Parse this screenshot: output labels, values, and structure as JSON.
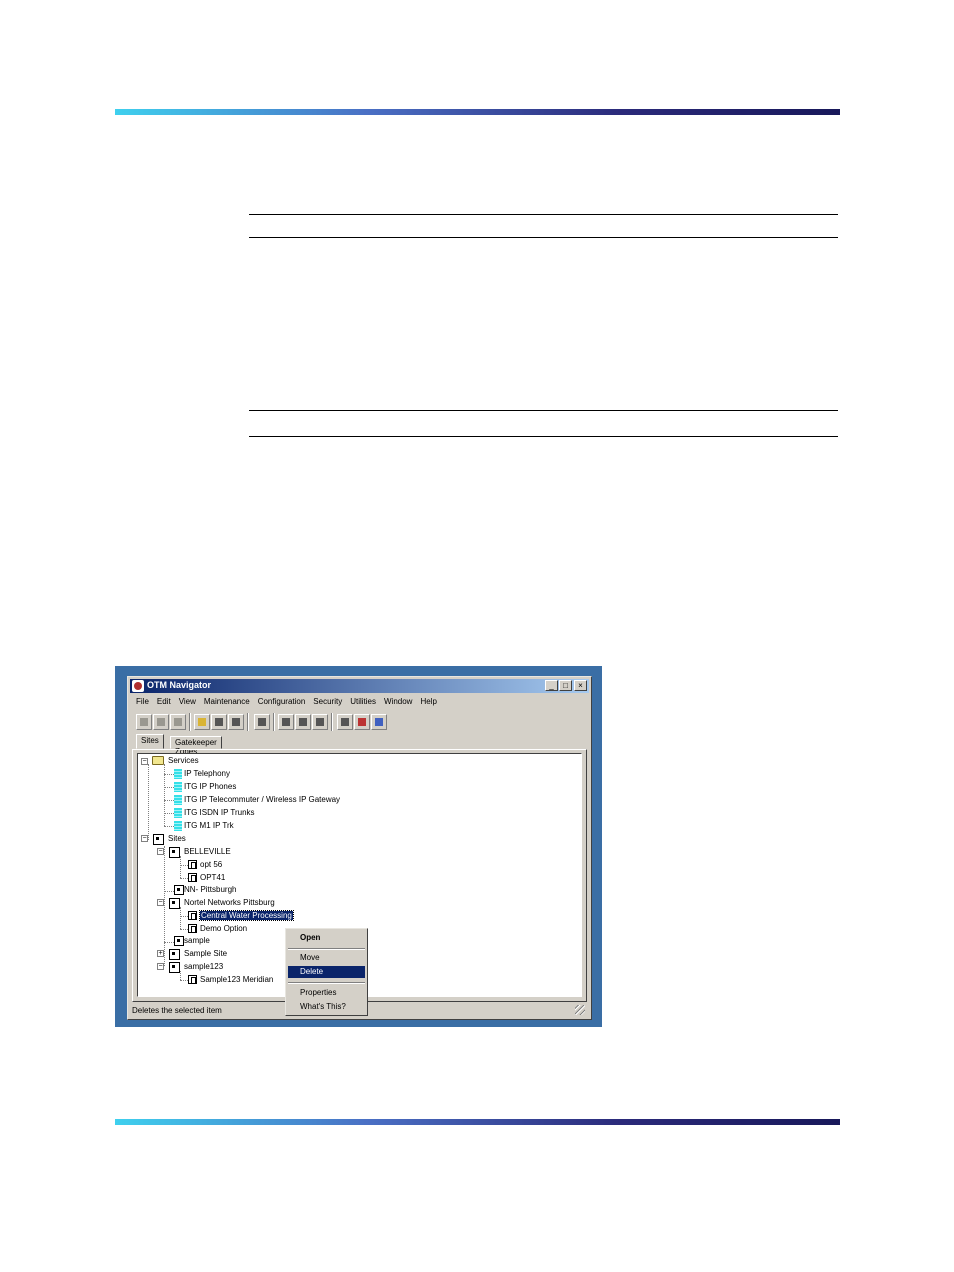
{
  "window": {
    "title": "OTM Navigator",
    "controls": {
      "minimize": "_",
      "maximize": "□",
      "close": "×"
    }
  },
  "menu": [
    "File",
    "Edit",
    "View",
    "Maintenance",
    "Configuration",
    "Security",
    "Utilities",
    "Window",
    "Help"
  ],
  "toolbar": {
    "icons": [
      "properties-icon",
      "list-icon",
      "find-icon",
      "open-folder-icon",
      "print-icon",
      "print-preview-icon",
      "delete-icon",
      "report-icon",
      "user-icon",
      "save-icon",
      "new-window-icon",
      "book-icon",
      "help-icon"
    ]
  },
  "tabs": [
    "Sites",
    "Gatekeeper Zones"
  ],
  "tree": {
    "services": "Services",
    "service_items": [
      "IP Telephony",
      "ITG IP Phones",
      "ITG IP Telecommuter / Wireless IP Gateway",
      "ITG ISDN IP Trunks",
      "ITG M1 IP Trk"
    ],
    "sites": "Sites",
    "belleville": "BELLEVILLE",
    "belleville_items": [
      "opt 56",
      "OPT41"
    ],
    "nn_pittsburgh": "NN- Pittsburgh",
    "nortel": "Nortel Networks Pittsburg",
    "nortel_items": [
      "Central Water Processing",
      "Demo Option"
    ],
    "sample": "sample",
    "sample_site": "Sample Site",
    "sample123": "sample123",
    "sample123_item": "Sample123 Meridian"
  },
  "context_menu": {
    "open": "Open",
    "move": "Move",
    "delete": "Delete",
    "properties": "Properties",
    "whats_this": "What's This?"
  },
  "status_bar": "Deletes the selected item",
  "colors": {
    "band_start": "#3fd0ee",
    "band_end": "#18185a",
    "desktop": "#3a6ea5",
    "titlebar": "#0a246a",
    "selection": "#0a246a"
  }
}
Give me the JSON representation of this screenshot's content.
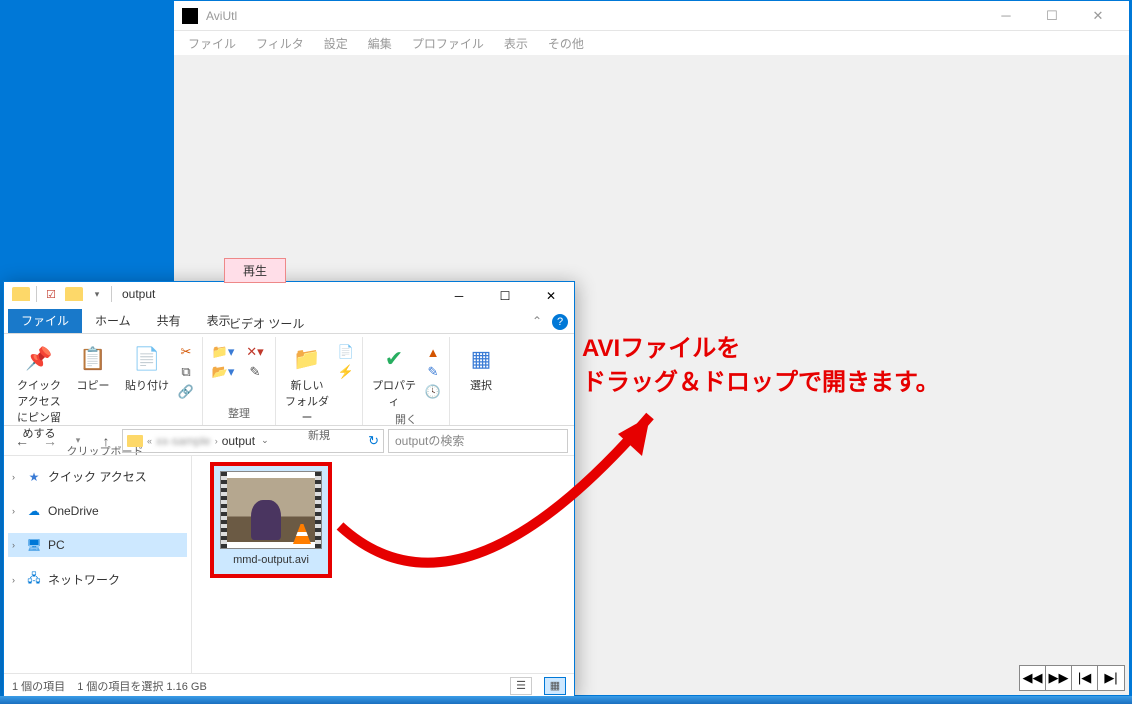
{
  "aviutl": {
    "title": "AviUtl",
    "menus": [
      "ファイル",
      "フィルタ",
      "設定",
      "編集",
      "プロファイル",
      "表示",
      "その他"
    ],
    "playback": [
      "◀◀",
      "▶▶",
      "|◀",
      "▶|"
    ]
  },
  "explorer": {
    "title": "output",
    "context_tab": "再生",
    "context_sub": "ビデオ ツール",
    "tabs": [
      "ファイル",
      "ホーム",
      "共有",
      "表示"
    ],
    "active_tab": 0,
    "ribbon": {
      "group1": {
        "pin": "クイック アクセス\nにピン留めする",
        "copy": "コピー",
        "paste": "貼り付け",
        "label": "クリップボード"
      },
      "group2": {
        "label": "整理"
      },
      "group3": {
        "newfolder": "新しい\nフォルダー",
        "label": "新規"
      },
      "group4": {
        "prop": "プロパティ",
        "label": "開く"
      },
      "group5": {
        "select": "選択"
      }
    },
    "breadcrumb": {
      "mid": "xx-sample",
      "last": "output"
    },
    "search_placeholder": "outputの検索",
    "nav": {
      "quick": "クイック アクセス",
      "onedrive": "OneDrive",
      "pc": "PC",
      "network": "ネットワーク"
    },
    "file": {
      "name": "mmd-output.avi"
    },
    "status": {
      "count": "1 個の項目",
      "selected": "1 個の項目を選択 1.16 GB"
    }
  },
  "annotation": {
    "line1": "AVIファイルを",
    "line2": "ドラッグ＆ドロップで開きます。"
  }
}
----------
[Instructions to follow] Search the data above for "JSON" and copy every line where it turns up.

[Response to this task]
Parse this screenshot: output labels, values, and structure as JSON.
Give me the JSON representation of this screenshot's content.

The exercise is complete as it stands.